Aug 032011
 
Integrated Habitats Design Competition 2010:: The Seed Catalogue

As the 2011 Integrated Habitats Design Competition is getting launched, I’m looking at the winning entries from the 2010 competition in a series of posts. The Seed Catalogue, by the team of Susannah Hagan, Silvio Caputo and Mark Gaterell, won the “Highly Commended” award. This brilliant idea creates a catalog of options for post industrial cities to manage degraded industrial spaces. Focused on northern England cities, this catalog proposes options in four categories to aid in planning and community enhancement and in turn serve as small investments. The catalog recognizes the complex layout of these cities and offers a way to use derelict land …continue reading

Jul 252011
 
Shoreline Wildlife Habitat Tour

The 2nd annual backyard habitat tour in Shoreline, an area just north of Seattle, was dubbed ‘Where Our Wild Things Are’ and presented six, certified yards. Shoreline is a Certified Community Wildlife Habitat through the National Wildlife Federation. The gardens ranged from just begun to established and featured highlights such as urban farming, accessibility and integrated family space. The tour was set up very nicely with not only the homeowner at each location, but a ‘habitat steward’ ready to welcome you and answer any questions. In addition, at each stop was an educational opportunity, individuals or groups who were available to talk …continue reading

Jul 132011
 
The Zoomazium Green Roof:: Revisited with other Zoo Highlights

Last February I visited the Woodland Park Zoo to view the green roof on the Zoomazium building. At that point, in 2010, the roof was about four years old already so I didn’t expect dramatic changes when I revisited recently. However, the roof looked completely different. What was simply low-growing grasses and small shrubs had transformed into a tall, colorful meadow. Standing on top of the roof, it feels like standing in a meadow because the grasses had grown so high, some nearly as tall as me, that if feels really enclosed, not at all like standing on a roof.
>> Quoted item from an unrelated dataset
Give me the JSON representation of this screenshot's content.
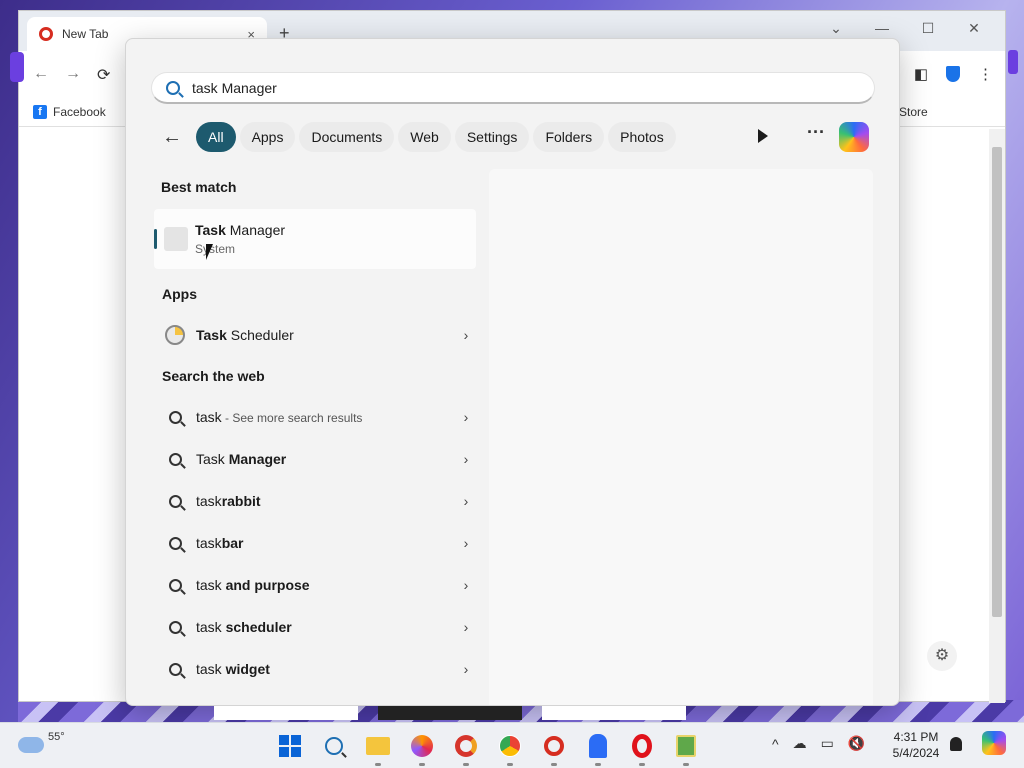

With …continue reading

Jul 062011
 
Integrated Habitats Design Competition 2010:: City Park

As the 2011 Integrated Habitats Design Competition is getting launched, I’m looking at the winning entries from the 2010 competition in a series of posts. The goal of City Park, a seven-unit residential building is to “show how buildings should be adapted to cope with the changing climate and to minimise the heat island effect.” Next to a park and surrounded by taller buildings, this project aimed to blend into the land. Much of the design is focused on architecture instead of the landscape, but the designers incorporated a great deal of habitat into the architecture. The building offers low energy and …continue reading

Jul 012011
 
Foragings:: The latest news, resources, designs and more

News A bird sanctuary in the city:: This is a really interesting look at habitat on the Ateneo Loyola Heights campus in Manila in the Philippines with a surprising number of birds found just steps from the buildings on campus. It also acts as one of the few green corridors in the city and as a valuable educational tool and several participants in recent bird walks included a diversity of attendees including faculty, students and administrators. Water firm’s special thank you gift to city school pupils:: Another article about campus habitat, this time in the form of a pond which provides habitat and a valuable …continue reading

Jun 292011
 
12,000 Rain Gardens in Puget Sound Campaign

Everyone knows it rains a lot in Seattle and with the Puget Sound on our doorstep, stormwater runoff can have a huge impact on the aquatic ecosystem. In the Puget Sound there are octopus, sharks, harbor seals, sea anemones, sea stars, crabs, clams, salmon and something called sea cauliflower. This multitude of wildlife is important culturally, economically as well as environmentally. Stormwater runoff is the rainwater that falls and runs over impervious surfaces to the nearest waterways. In places without impervious surfaces, the water is intercepted by trees, plants and the leaf litter on the ground and moves extremely slowly …continue reading